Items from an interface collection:
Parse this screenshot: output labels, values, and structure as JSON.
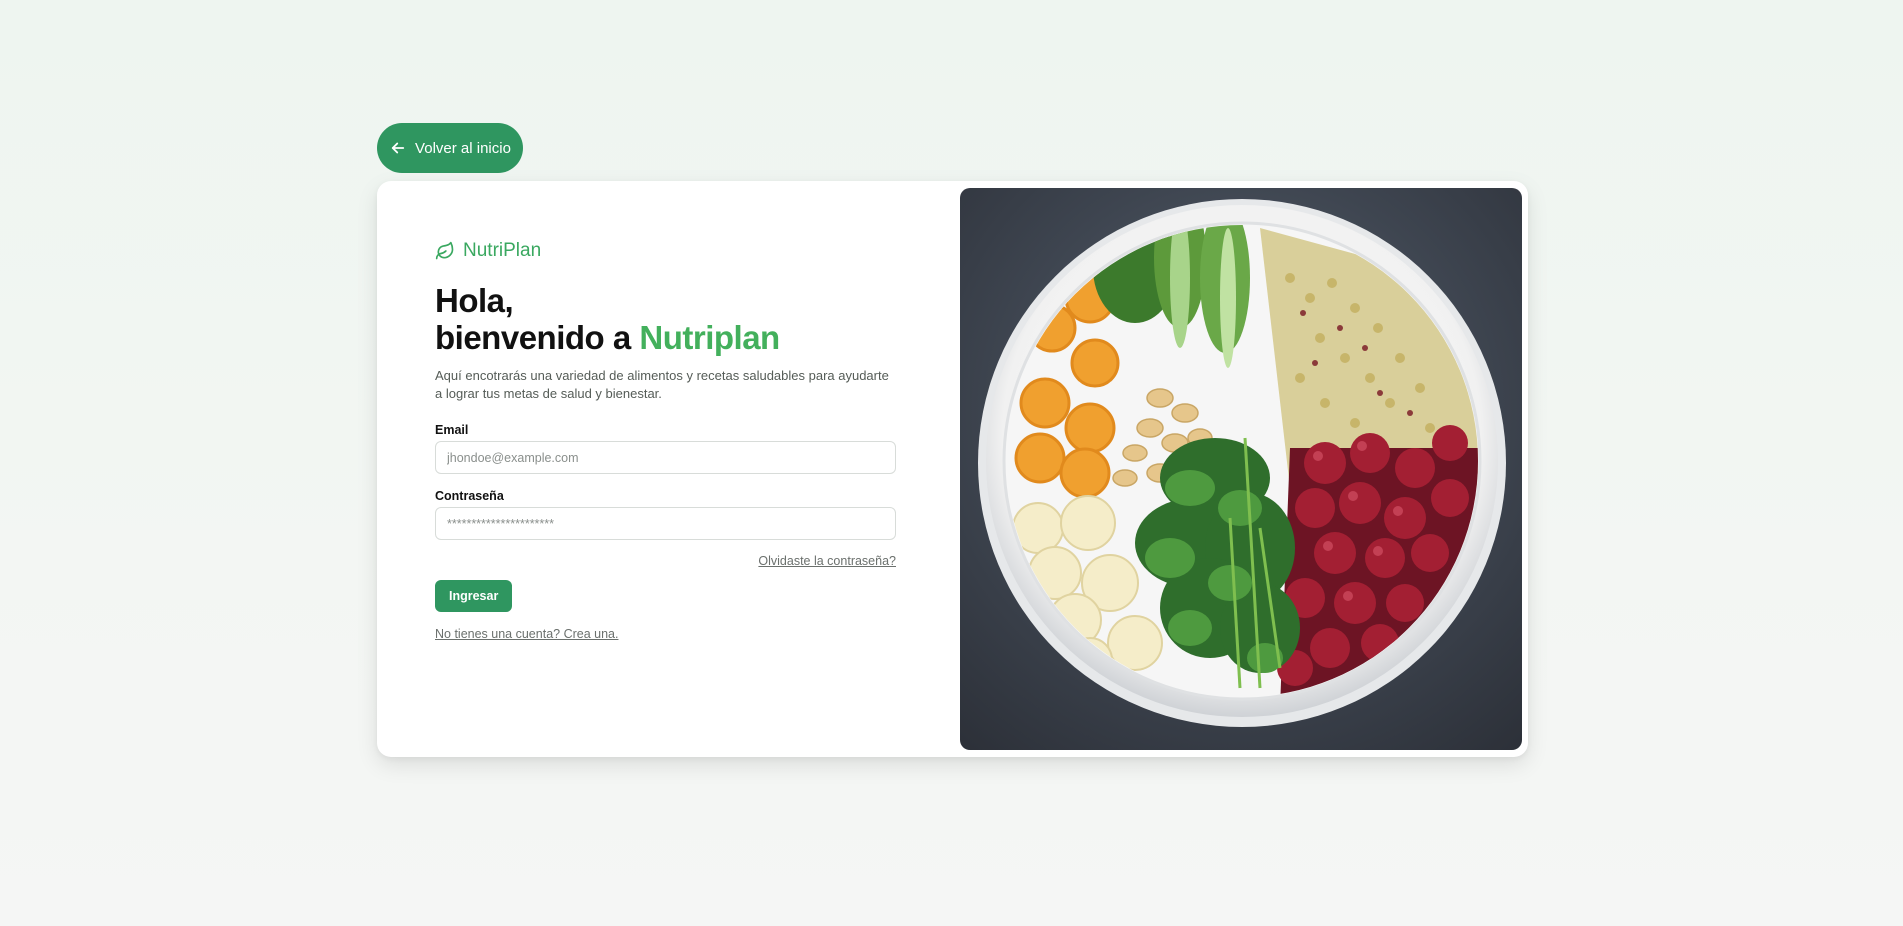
{
  "back_button": {
    "label": "Volver al inicio",
    "icon": "arrow-left-icon"
  },
  "brand": {
    "name": "NutriPlan",
    "icon": "leaf-icon",
    "color": "#3aa860"
  },
  "heading": {
    "line1": "Hola,",
    "line2_prefix": "bienvenido a ",
    "line2_accent": "Nutriplan"
  },
  "subtitle": "Aquí encotrarás una variedad de alimentos y recetas saludables para ayudarte a lograr tus metas de salud y bienestar.",
  "form": {
    "email_label": "Email",
    "email_placeholder": "jhondoe@example.com",
    "password_label": "Contraseña",
    "password_placeholder": "**********************",
    "forgot_link": "Olvidaste la contraseña?",
    "submit_label": "Ingresar",
    "signup_link": "No tienes una cuenta? Crea una."
  },
  "colors": {
    "primary": "#2f9660",
    "accent": "#43b05c",
    "background": "#f1f6f2"
  },
  "hero_image": {
    "subject": "food-bowl-image"
  }
}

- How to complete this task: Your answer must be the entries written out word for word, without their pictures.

- Solution for this exercise:
Parse this screenshot: output labels, values, and structure as JSON.
{
  "back_button": {
    "label": "Volver al inicio",
    "icon": "arrow-left-icon"
  },
  "brand": {
    "name": "NutriPlan",
    "icon": "leaf-icon",
    "color": "#3aa860"
  },
  "heading": {
    "line1": "Hola,",
    "line2_prefix": "bienvenido a ",
    "line2_accent": "Nutriplan"
  },
  "subtitle": "Aquí encotrarás una variedad de alimentos y recetas saludables para ayudarte a lograr tus metas de salud y bienestar.",
  "form": {
    "email_label": "Email",
    "email_placeholder": "jhondoe@example.com",
    "password_label": "Contraseña",
    "password_placeholder": "**********************",
    "forgot_link": "Olvidaste la contraseña?",
    "submit_label": "Ingresar",
    "signup_link": "No tienes una cuenta? Crea una."
  },
  "colors": {
    "primary": "#2f9660",
    "accent": "#43b05c",
    "background": "#f1f6f2"
  },
  "hero_image": {
    "subject": "food-bowl-image"
  }
}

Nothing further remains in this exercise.